(Element data from apps and pages):
+++
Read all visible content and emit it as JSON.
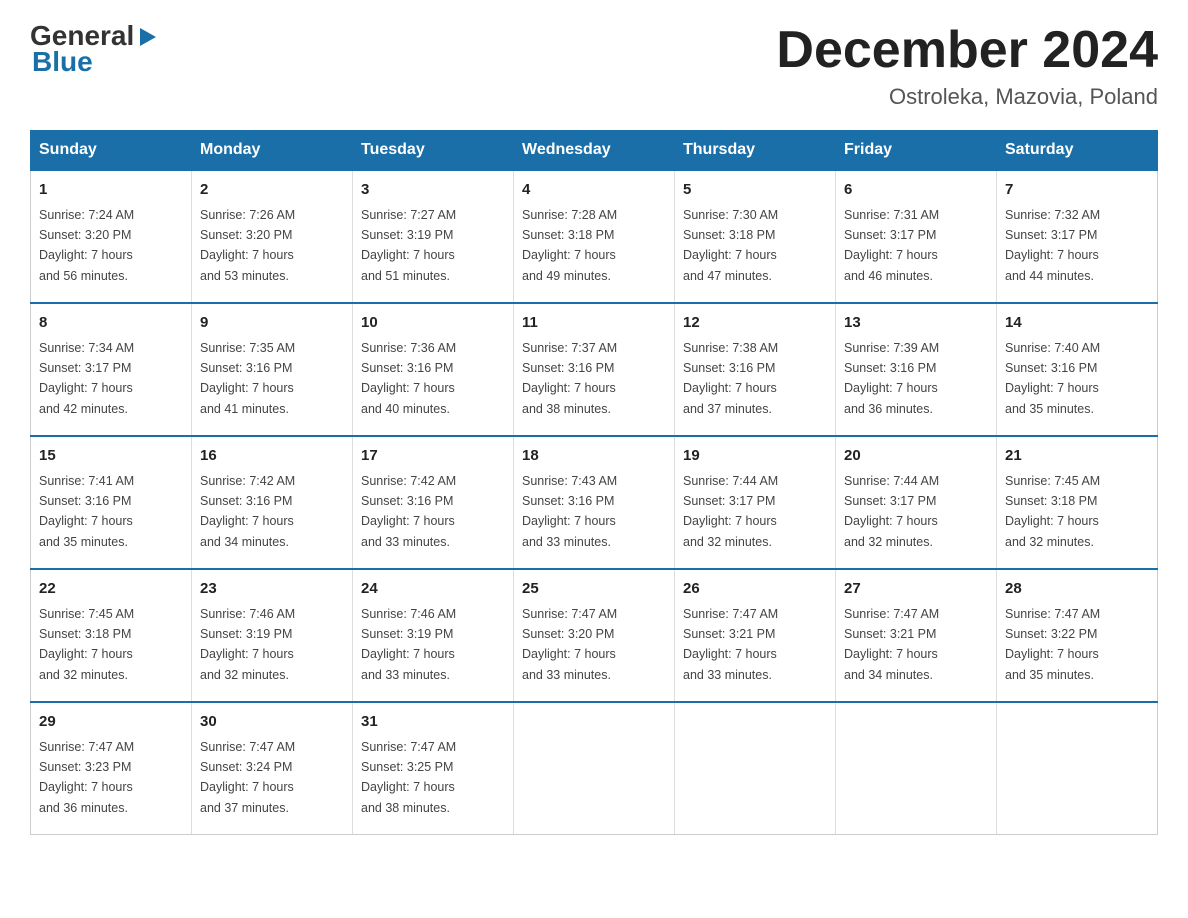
{
  "logo": {
    "general": "General",
    "blue": "Blue",
    "arrow": "▶"
  },
  "title": {
    "month_year": "December 2024",
    "location": "Ostroleka, Mazovia, Poland"
  },
  "columns": [
    "Sunday",
    "Monday",
    "Tuesday",
    "Wednesday",
    "Thursday",
    "Friday",
    "Saturday"
  ],
  "weeks": [
    [
      {
        "day": "1",
        "sunrise": "Sunrise: 7:24 AM",
        "sunset": "Sunset: 3:20 PM",
        "daylight": "Daylight: 7 hours",
        "minutes": "and 56 minutes."
      },
      {
        "day": "2",
        "sunrise": "Sunrise: 7:26 AM",
        "sunset": "Sunset: 3:20 PM",
        "daylight": "Daylight: 7 hours",
        "minutes": "and 53 minutes."
      },
      {
        "day": "3",
        "sunrise": "Sunrise: 7:27 AM",
        "sunset": "Sunset: 3:19 PM",
        "daylight": "Daylight: 7 hours",
        "minutes": "and 51 minutes."
      },
      {
        "day": "4",
        "sunrise": "Sunrise: 7:28 AM",
        "sunset": "Sunset: 3:18 PM",
        "daylight": "Daylight: 7 hours",
        "minutes": "and 49 minutes."
      },
      {
        "day": "5",
        "sunrise": "Sunrise: 7:30 AM",
        "sunset": "Sunset: 3:18 PM",
        "daylight": "Daylight: 7 hours",
        "minutes": "and 47 minutes."
      },
      {
        "day": "6",
        "sunrise": "Sunrise: 7:31 AM",
        "sunset": "Sunset: 3:17 PM",
        "daylight": "Daylight: 7 hours",
        "minutes": "and 46 minutes."
      },
      {
        "day": "7",
        "sunrise": "Sunrise: 7:32 AM",
        "sunset": "Sunset: 3:17 PM",
        "daylight": "Daylight: 7 hours",
        "minutes": "and 44 minutes."
      }
    ],
    [
      {
        "day": "8",
        "sunrise": "Sunrise: 7:34 AM",
        "sunset": "Sunset: 3:17 PM",
        "daylight": "Daylight: 7 hours",
        "minutes": "and 42 minutes."
      },
      {
        "day": "9",
        "sunrise": "Sunrise: 7:35 AM",
        "sunset": "Sunset: 3:16 PM",
        "daylight": "Daylight: 7 hours",
        "minutes": "and 41 minutes."
      },
      {
        "day": "10",
        "sunrise": "Sunrise: 7:36 AM",
        "sunset": "Sunset: 3:16 PM",
        "daylight": "Daylight: 7 hours",
        "minutes": "and 40 minutes."
      },
      {
        "day": "11",
        "sunrise": "Sunrise: 7:37 AM",
        "sunset": "Sunset: 3:16 PM",
        "daylight": "Daylight: 7 hours",
        "minutes": "and 38 minutes."
      },
      {
        "day": "12",
        "sunrise": "Sunrise: 7:38 AM",
        "sunset": "Sunset: 3:16 PM",
        "daylight": "Daylight: 7 hours",
        "minutes": "and 37 minutes."
      },
      {
        "day": "13",
        "sunrise": "Sunrise: 7:39 AM",
        "sunset": "Sunset: 3:16 PM",
        "daylight": "Daylight: 7 hours",
        "minutes": "and 36 minutes."
      },
      {
        "day": "14",
        "sunrise": "Sunrise: 7:40 AM",
        "sunset": "Sunset: 3:16 PM",
        "daylight": "Daylight: 7 hours",
        "minutes": "and 35 minutes."
      }
    ],
    [
      {
        "day": "15",
        "sunrise": "Sunrise: 7:41 AM",
        "sunset": "Sunset: 3:16 PM",
        "daylight": "Daylight: 7 hours",
        "minutes": "and 35 minutes."
      },
      {
        "day": "16",
        "sunrise": "Sunrise: 7:42 AM",
        "sunset": "Sunset: 3:16 PM",
        "daylight": "Daylight: 7 hours",
        "minutes": "and 34 minutes."
      },
      {
        "day": "17",
        "sunrise": "Sunrise: 7:42 AM",
        "sunset": "Sunset: 3:16 PM",
        "daylight": "Daylight: 7 hours",
        "minutes": "and 33 minutes."
      },
      {
        "day": "18",
        "sunrise": "Sunrise: 7:43 AM",
        "sunset": "Sunset: 3:16 PM",
        "daylight": "Daylight: 7 hours",
        "minutes": "and 33 minutes."
      },
      {
        "day": "19",
        "sunrise": "Sunrise: 7:44 AM",
        "sunset": "Sunset: 3:17 PM",
        "daylight": "Daylight: 7 hours",
        "minutes": "and 32 minutes."
      },
      {
        "day": "20",
        "sunrise": "Sunrise: 7:44 AM",
        "sunset": "Sunset: 3:17 PM",
        "daylight": "Daylight: 7 hours",
        "minutes": "and 32 minutes."
      },
      {
        "day": "21",
        "sunrise": "Sunrise: 7:45 AM",
        "sunset": "Sunset: 3:18 PM",
        "daylight": "Daylight: 7 hours",
        "minutes": "and 32 minutes."
      }
    ],
    [
      {
        "day": "22",
        "sunrise": "Sunrise: 7:45 AM",
        "sunset": "Sunset: 3:18 PM",
        "daylight": "Daylight: 7 hours",
        "minutes": "and 32 minutes."
      },
      {
        "day": "23",
        "sunrise": "Sunrise: 7:46 AM",
        "sunset": "Sunset: 3:19 PM",
        "daylight": "Daylight: 7 hours",
        "minutes": "and 32 minutes."
      },
      {
        "day": "24",
        "sunrise": "Sunrise: 7:46 AM",
        "sunset": "Sunset: 3:19 PM",
        "daylight": "Daylight: 7 hours",
        "minutes": "and 33 minutes."
      },
      {
        "day": "25",
        "sunrise": "Sunrise: 7:47 AM",
        "sunset": "Sunset: 3:20 PM",
        "daylight": "Daylight: 7 hours",
        "minutes": "and 33 minutes."
      },
      {
        "day": "26",
        "sunrise": "Sunrise: 7:47 AM",
        "sunset": "Sunset: 3:21 PM",
        "daylight": "Daylight: 7 hours",
        "minutes": "and 33 minutes."
      },
      {
        "day": "27",
        "sunrise": "Sunrise: 7:47 AM",
        "sunset": "Sunset: 3:21 PM",
        "daylight": "Daylight: 7 hours",
        "minutes": "and 34 minutes."
      },
      {
        "day": "28",
        "sunrise": "Sunrise: 7:47 AM",
        "sunset": "Sunset: 3:22 PM",
        "daylight": "Daylight: 7 hours",
        "minutes": "and 35 minutes."
      }
    ],
    [
      {
        "day": "29",
        "sunrise": "Sunrise: 7:47 AM",
        "sunset": "Sunset: 3:23 PM",
        "daylight": "Daylight: 7 hours",
        "minutes": "and 36 minutes."
      },
      {
        "day": "30",
        "sunrise": "Sunrise: 7:47 AM",
        "sunset": "Sunset: 3:24 PM",
        "daylight": "Daylight: 7 hours",
        "minutes": "and 37 minutes."
      },
      {
        "day": "31",
        "sunrise": "Sunrise: 7:47 AM",
        "sunset": "Sunset: 3:25 PM",
        "daylight": "Daylight: 7 hours",
        "minutes": "and 38 minutes."
      },
      {
        "day": "",
        "sunrise": "",
        "sunset": "",
        "daylight": "",
        "minutes": ""
      },
      {
        "day": "",
        "sunrise": "",
        "sunset": "",
        "daylight": "",
        "minutes": ""
      },
      {
        "day": "",
        "sunrise": "",
        "sunset": "",
        "daylight": "",
        "minutes": ""
      },
      {
        "day": "",
        "sunrise": "",
        "sunset": "",
        "daylight": "",
        "minutes": ""
      }
    ]
  ]
}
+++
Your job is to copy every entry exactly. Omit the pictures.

Read all visible content and emit it as JSON.
{
  "logo": {
    "general": "General",
    "blue": "Blue",
    "arrow": "▶"
  },
  "title": {
    "month_year": "December 2024",
    "location": "Ostroleka, Mazovia, Poland"
  },
  "columns": [
    "Sunday",
    "Monday",
    "Tuesday",
    "Wednesday",
    "Thursday",
    "Friday",
    "Saturday"
  ],
  "weeks": [
    [
      {
        "day": "1",
        "sunrise": "Sunrise: 7:24 AM",
        "sunset": "Sunset: 3:20 PM",
        "daylight": "Daylight: 7 hours",
        "minutes": "and 56 minutes."
      },
      {
        "day": "2",
        "sunrise": "Sunrise: 7:26 AM",
        "sunset": "Sunset: 3:20 PM",
        "daylight": "Daylight: 7 hours",
        "minutes": "and 53 minutes."
      },
      {
        "day": "3",
        "sunrise": "Sunrise: 7:27 AM",
        "sunset": "Sunset: 3:19 PM",
        "daylight": "Daylight: 7 hours",
        "minutes": "and 51 minutes."
      },
      {
        "day": "4",
        "sunrise": "Sunrise: 7:28 AM",
        "sunset": "Sunset: 3:18 PM",
        "daylight": "Daylight: 7 hours",
        "minutes": "and 49 minutes."
      },
      {
        "day": "5",
        "sunrise": "Sunrise: 7:30 AM",
        "sunset": "Sunset: 3:18 PM",
        "daylight": "Daylight: 7 hours",
        "minutes": "and 47 minutes."
      },
      {
        "day": "6",
        "sunrise": "Sunrise: 7:31 AM",
        "sunset": "Sunset: 3:17 PM",
        "daylight": "Daylight: 7 hours",
        "minutes": "and 46 minutes."
      },
      {
        "day": "7",
        "sunrise": "Sunrise: 7:32 AM",
        "sunset": "Sunset: 3:17 PM",
        "daylight": "Daylight: 7 hours",
        "minutes": "and 44 minutes."
      }
    ],
    [
      {
        "day": "8",
        "sunrise": "Sunrise: 7:34 AM",
        "sunset": "Sunset: 3:17 PM",
        "daylight": "Daylight: 7 hours",
        "minutes": "and 42 minutes."
      },
      {
        "day": "9",
        "sunrise": "Sunrise: 7:35 AM",
        "sunset": "Sunset: 3:16 PM",
        "daylight": "Daylight: 7 hours",
        "minutes": "and 41 minutes."
      },
      {
        "day": "10",
        "sunrise": "Sunrise: 7:36 AM",
        "sunset": "Sunset: 3:16 PM",
        "daylight": "Daylight: 7 hours",
        "minutes": "and 40 minutes."
      },
      {
        "day": "11",
        "sunrise": "Sunrise: 7:37 AM",
        "sunset": "Sunset: 3:16 PM",
        "daylight": "Daylight: 7 hours",
        "minutes": "and 38 minutes."
      },
      {
        "day": "12",
        "sunrise": "Sunrise: 7:38 AM",
        "sunset": "Sunset: 3:16 PM",
        "daylight": "Daylight: 7 hours",
        "minutes": "and 37 minutes."
      },
      {
        "day": "13",
        "sunrise": "Sunrise: 7:39 AM",
        "sunset": "Sunset: 3:16 PM",
        "daylight": "Daylight: 7 hours",
        "minutes": "and 36 minutes."
      },
      {
        "day": "14",
        "sunrise": "Sunrise: 7:40 AM",
        "sunset": "Sunset: 3:16 PM",
        "daylight": "Daylight: 7 hours",
        "minutes": "and 35 minutes."
      }
    ],
    [
      {
        "day": "15",
        "sunrise": "Sunrise: 7:41 AM",
        "sunset": "Sunset: 3:16 PM",
        "daylight": "Daylight: 7 hours",
        "minutes": "and 35 minutes."
      },
      {
        "day": "16",
        "sunrise": "Sunrise: 7:42 AM",
        "sunset": "Sunset: 3:16 PM",
        "daylight": "Daylight: 7 hours",
        "minutes": "and 34 minutes."
      },
      {
        "day": "17",
        "sunrise": "Sunrise: 7:42 AM",
        "sunset": "Sunset: 3:16 PM",
        "daylight": "Daylight: 7 hours",
        "minutes": "and 33 minutes."
      },
      {
        "day": "18",
        "sunrise": "Sunrise: 7:43 AM",
        "sunset": "Sunset: 3:16 PM",
        "daylight": "Daylight: 7 hours",
        "minutes": "and 33 minutes."
      },
      {
        "day": "19",
        "sunrise": "Sunrise: 7:44 AM",
        "sunset": "Sunset: 3:17 PM",
        "daylight": "Daylight: 7 hours",
        "minutes": "and 32 minutes."
      },
      {
        "day": "20",
        "sunrise": "Sunrise: 7:44 AM",
        "sunset": "Sunset: 3:17 PM",
        "daylight": "Daylight: 7 hours",
        "minutes": "and 32 minutes."
      },
      {
        "day": "21",
        "sunrise": "Sunrise: 7:45 AM",
        "sunset": "Sunset: 3:18 PM",
        "daylight": "Daylight: 7 hours",
        "minutes": "and 32 minutes."
      }
    ],
    [
      {
        "day": "22",
        "sunrise": "Sunrise: 7:45 AM",
        "sunset": "Sunset: 3:18 PM",
        "daylight": "Daylight: 7 hours",
        "minutes": "and 32 minutes."
      },
      {
        "day": "23",
        "sunrise": "Sunrise: 7:46 AM",
        "sunset": "Sunset: 3:19 PM",
        "daylight": "Daylight: 7 hours",
        "minutes": "and 32 minutes."
      },
      {
        "day": "24",
        "sunrise": "Sunrise: 7:46 AM",
        "sunset": "Sunset: 3:19 PM",
        "daylight": "Daylight: 7 hours",
        "minutes": "and 33 minutes."
      },
      {
        "day": "25",
        "sunrise": "Sunrise: 7:47 AM",
        "sunset": "Sunset: 3:20 PM",
        "daylight": "Daylight: 7 hours",
        "minutes": "and 33 minutes."
      },
      {
        "day": "26",
        "sunrise": "Sunrise: 7:47 AM",
        "sunset": "Sunset: 3:21 PM",
        "daylight": "Daylight: 7 hours",
        "minutes": "and 33 minutes."
      },
      {
        "day": "27",
        "sunrise": "Sunrise: 7:47 AM",
        "sunset": "Sunset: 3:21 PM",
        "daylight": "Daylight: 7 hours",
        "minutes": "and 34 minutes."
      },
      {
        "day": "28",
        "sunrise": "Sunrise: 7:47 AM",
        "sunset": "Sunset: 3:22 PM",
        "daylight": "Daylight: 7 hours",
        "minutes": "and 35 minutes."
      }
    ],
    [
      {
        "day": "29",
        "sunrise": "Sunrise: 7:47 AM",
        "sunset": "Sunset: 3:23 PM",
        "daylight": "Daylight: 7 hours",
        "minutes": "and 36 minutes."
      },
      {
        "day": "30",
        "sunrise": "Sunrise: 7:47 AM",
        "sunset": "Sunset: 3:24 PM",
        "daylight": "Daylight: 7 hours",
        "minutes": "and 37 minutes."
      },
      {
        "day": "31",
        "sunrise": "Sunrise: 7:47 AM",
        "sunset": "Sunset: 3:25 PM",
        "daylight": "Daylight: 7 hours",
        "minutes": "and 38 minutes."
      },
      {
        "day": "",
        "sunrise": "",
        "sunset": "",
        "daylight": "",
        "minutes": ""
      },
      {
        "day": "",
        "sunrise": "",
        "sunset": "",
        "daylight": "",
        "minutes": ""
      },
      {
        "day": "",
        "sunrise": "",
        "sunset": "",
        "daylight": "",
        "minutes": ""
      },
      {
        "day": "",
        "sunrise": "",
        "sunset": "",
        "daylight": "",
        "minutes": ""
      }
    ]
  ]
}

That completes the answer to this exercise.